You cannot see your own raw data even though AncestryDNA states that it is YOUR DNA. BUT, their consent form requires that you allow THEM to use it for research which could mean profits to them.  At this point, there is no way to opt out of allowing them to use it for their research, other studies, or anything else they choose.  So...it's OUR DNA, but we can't see it, but they can use it?  Hummm....that bee stings!

Currently, the AncestryDNA company isn't listening, so I'm urging all of you who pick a company just because they have a nice sale that week, because they have extensive ads, or because they tell you how easy everything is, beware.

A good genetic genealogy company provides the following:

1.  A large database
2.  A variety of products to meet a variety of needs
3.  Sales several times a year
4.  Excellent customer service by email and by phone
5.  Wonderful webpages to help you find out about your DNA test
6.  Matches on your DNA that you can contact directly
7.  Excellent FAQs (frequently asked questions) to help you understand everything
8.  Project managers who, even though they are volunteers, understand testing and can help you
9.  Storage for your unused DNA sample so you can upgrade or order a new test as needed
10.  A stable company with a solid business policy
11.  A method preventing your data from being used for anything other than your personal use.  If the company wants to use it, they need to contact you regarding the study and have you sign papers allowing it.
12.  An ear to the customer, listening to what is needed and what more is desired to help their genealogy

Please read the following blogs from two very fine genetic genealogists. Follow their blogs, you'll learn a lot! Each blog hits upon one of the current issues at AncestryDNA.  Do not be mistaken that these issues aren't widespread among the genetic genealogy community and it reaches beyond US borders.  From that community (thousands strong), I have not read one positive comment regarding these issues.

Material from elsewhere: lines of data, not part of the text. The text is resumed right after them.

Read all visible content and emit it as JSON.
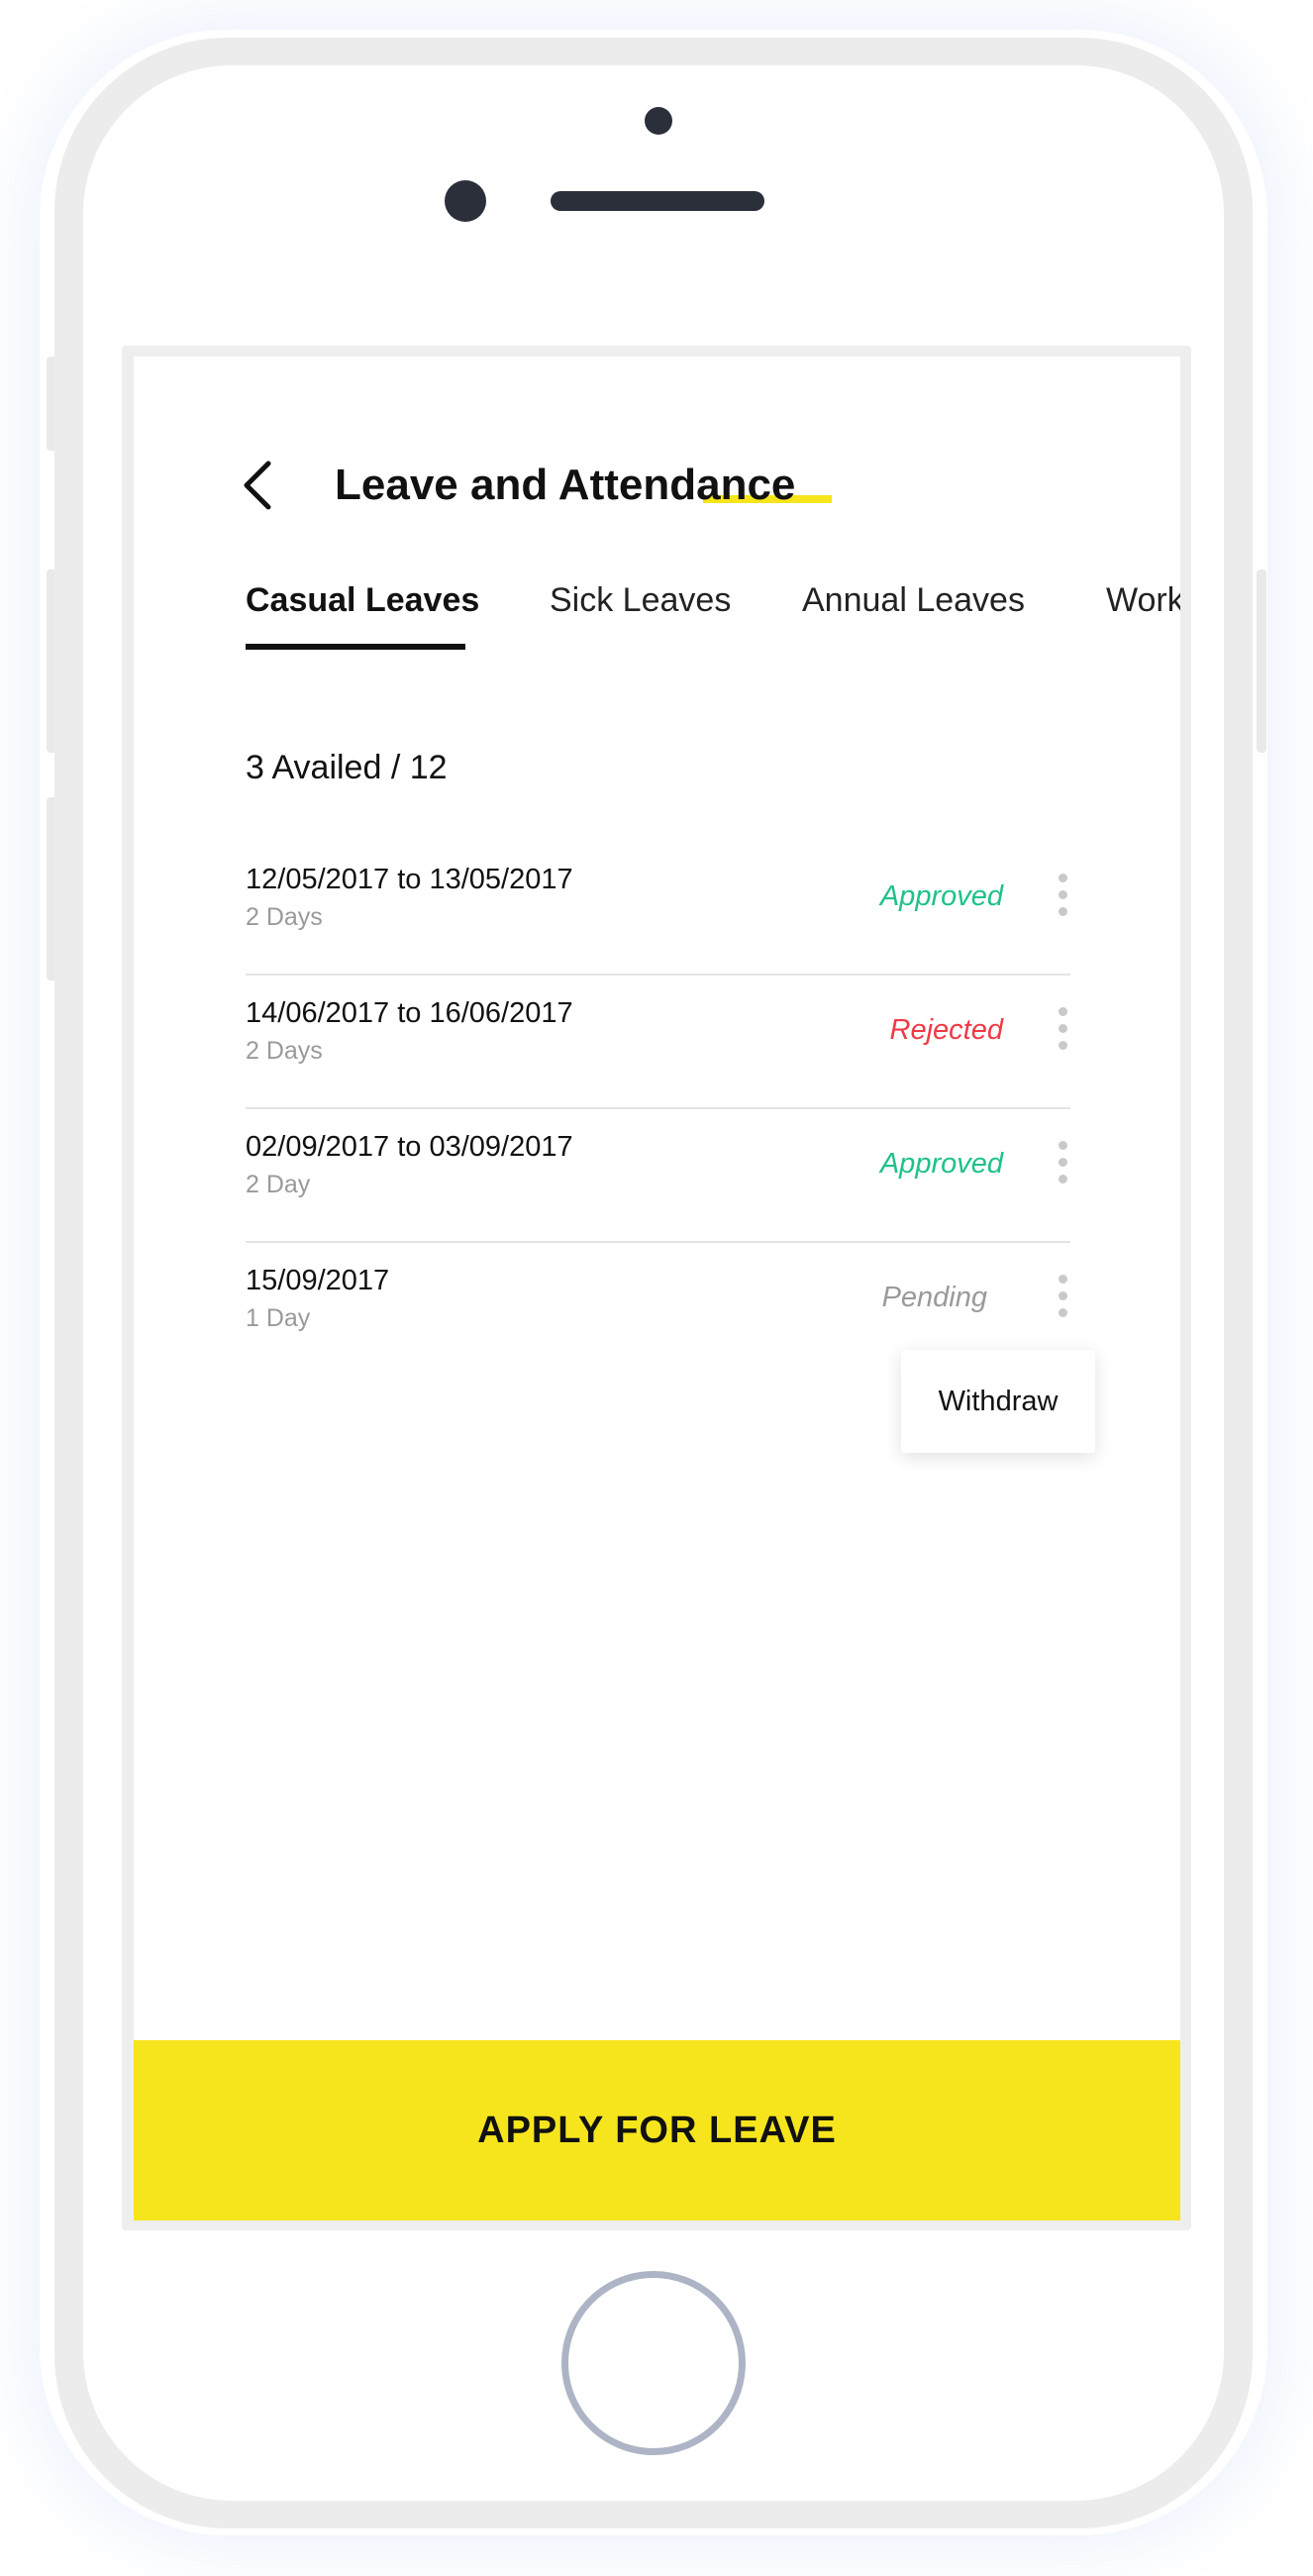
{
  "header": {
    "title": "Leave and Attendance",
    "accent_color": "#f6e51d"
  },
  "tabs": [
    {
      "label": "Casual Leaves",
      "active": true
    },
    {
      "label": "Sick Leaves",
      "active": false
    },
    {
      "label": "Annual Leaves",
      "active": false
    },
    {
      "label": "Work",
      "active": false
    }
  ],
  "summary": "3 Availed / 12",
  "leaves": [
    {
      "dates": "12/05/2017 to 13/05/2017",
      "duration": "2 Days",
      "status": "Approved",
      "status_color": "#1fc18b"
    },
    {
      "dates": "14/06/2017 to 16/06/2017",
      "duration": "2 Days",
      "status": "Rejected",
      "status_color": "#ee3a45"
    },
    {
      "dates": "02/09/2017 to 03/09/2017",
      "duration": "2 Day",
      "status": "Approved",
      "status_color": "#1fc18b"
    },
    {
      "dates": "15/09/2017",
      "duration": "1 Day",
      "status": "Pending",
      "status_color": "#9a9a9a"
    }
  ],
  "menu": {
    "withdraw_label": "Withdraw"
  },
  "footer": {
    "apply_label": "APPLY FOR LEAVE",
    "button_color": "#f6e51d"
  }
}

Robert J. Estes, scientist and genetic genealogist

CeCe Moore, genetic genealogist

Scroll down to the post, if needed.

Choose wisely and do not get stung!  These are not the only issues with AncestryDNA.  If you do not have a subscription you can access your matches, but cannot see the "trees" that connect.  ALSO, the admixture they are doing is wrong in some cases:  See Debbie's post (from the UK) entitled:  My Ancestry autosomal DNA Test

Sorry to omit your blog Debbie!

If any of you have questions, please contact me directly.

24 Aug 2012


Debbie Kennett said...

I was also concerned about the Consent Form for Ancestry's "Human Genetic Diversity Project" and the way that it was hidden away as part of the activation process. I've written about my experiences with the Ancestry test on my blog:


As you will see, my admixture analysis was way out. I've written to Ancestry to find out what they are using as their reference populations for the British Isles, but they have not yet replied.

Debbie Kennett said...


From what I can gather you have access to your matches but without a subscription you won't be able to access the trees of your matches. All the tree on Ancestry are restricted to members only. This effectively means that people will be tied into an Ancestry subscription to get the genealogical information they need to determine whether or not the match is worth pursuing. The blogger Genealogue was granted six months' free access to "Ancestry Connections" because he couldn't view the trees of his matches:


Debbie Kennett said...

I was also concerned about the way that Ancestry have disguised the Consent Form for their "Human Genetic Diversity Project" as part of the activation process. I've blogged about my experiences with the Ancestry test and you can read my posts here:


As you will see, I also found that their admixture analysis was way out for me. I've written to ask them what they are using as their reference populations for the British Isles but I haven't yet received a reply.